I recently came back from upstate NY and got a chance to revisit my extended family’s windmills. My sister-in-law’s family scaled back their farming over ten years ago and now rent out part of their land for seven windmills. Most of the land around the windmills is still in rotation, so it’s a relatively fluid and symbiotic relationship.
My sister-in-law’s family was the first in the area to bring windmills onto their properties, but today there are over 25 scattered among several properties in the area. The issue has become more contentious in recent years, with current proposals on the boards to tax owners and landlords of windmills. I don’t disagree that public discussion is warranted, especially now; some of these windmills have been installed for a decade or more, providing a great set of data to help people make informed decisions.
Political discourse aside, the windmills are unbelievably massive once you get up close. I’m just learning the basics, but as I understand it, they are set up to remain off unless the wind speed reaches a certain minimum point. A small stem on the top acts as a meter; when wind speed reaches the minimum, an electrical kick-start to the turbines gets the blades moving, at which point the wind takes over and the blades begin generating power.
I’d been to visit them several times before, but on the day I took these pictures the wind was pretty tame – only one windmill was spinning, though a second one started and stopped while we were there. Using an iPhone app, we measured the sound at approximately 67 decibels (though the microphone was also picking up the sound of the wind), and I measured the period at three seconds for one full rotation.
The really cool part is seeing them when they are facing one direction, but the meter measures a wind speed perpendicular to their position. The entire top car slowly rotates into the detected wind in order to increase efficiency.

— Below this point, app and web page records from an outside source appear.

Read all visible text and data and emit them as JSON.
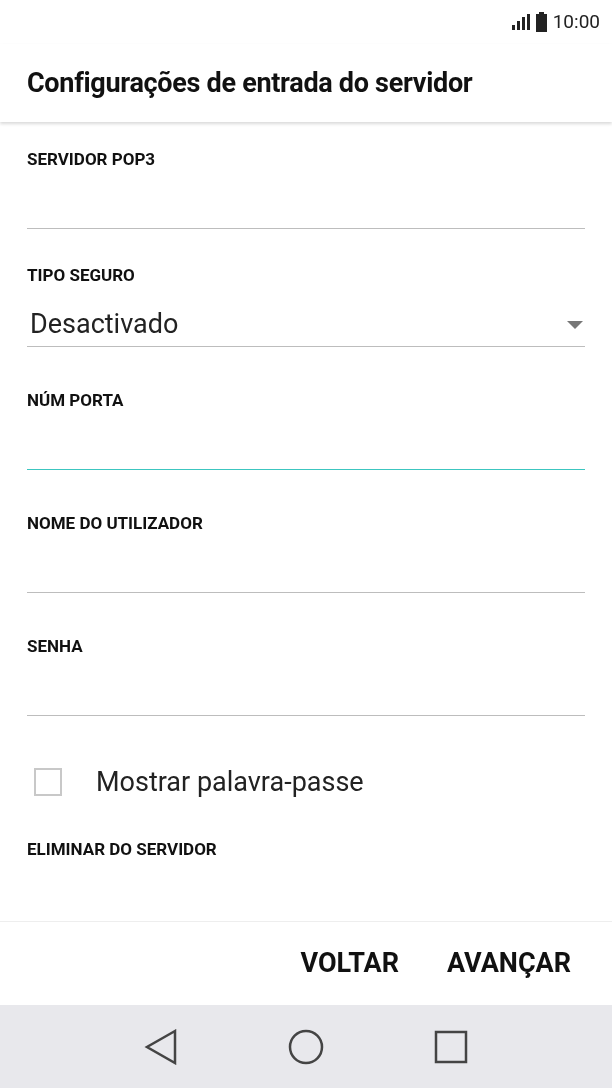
{
  "status_bar": {
    "time": "10:00"
  },
  "title": "Configurações de entrada do servidor",
  "fields": [
    {
      "kind": "text",
      "label": "SERVIDOR POP3",
      "focused": false
    },
    {
      "kind": "dropdown",
      "label": "TIPO SEGURO",
      "value": "Desactivado",
      "focused": false
    },
    {
      "kind": "text",
      "label": "NÚM PORTA",
      "focused": true
    },
    {
      "kind": "text",
      "label": "NOME DO UTILIZADOR",
      "focused": false
    },
    {
      "kind": "text",
      "label": "SENHA",
      "focused": false
    }
  ],
  "checkbox": {
    "label": "Mostrar palavra-passe",
    "checked": false
  },
  "next_section": "ELIMINAR DO SERVIDOR",
  "buttons": [
    "VOLTAR",
    "AVANÇAR"
  ]
}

Like any place with high enough winds to capture energy, you also get some pretty amazing views. I hope you enjoy these photos as much as I enjoyed taking them.
Topics: Infrastructure, Sustainability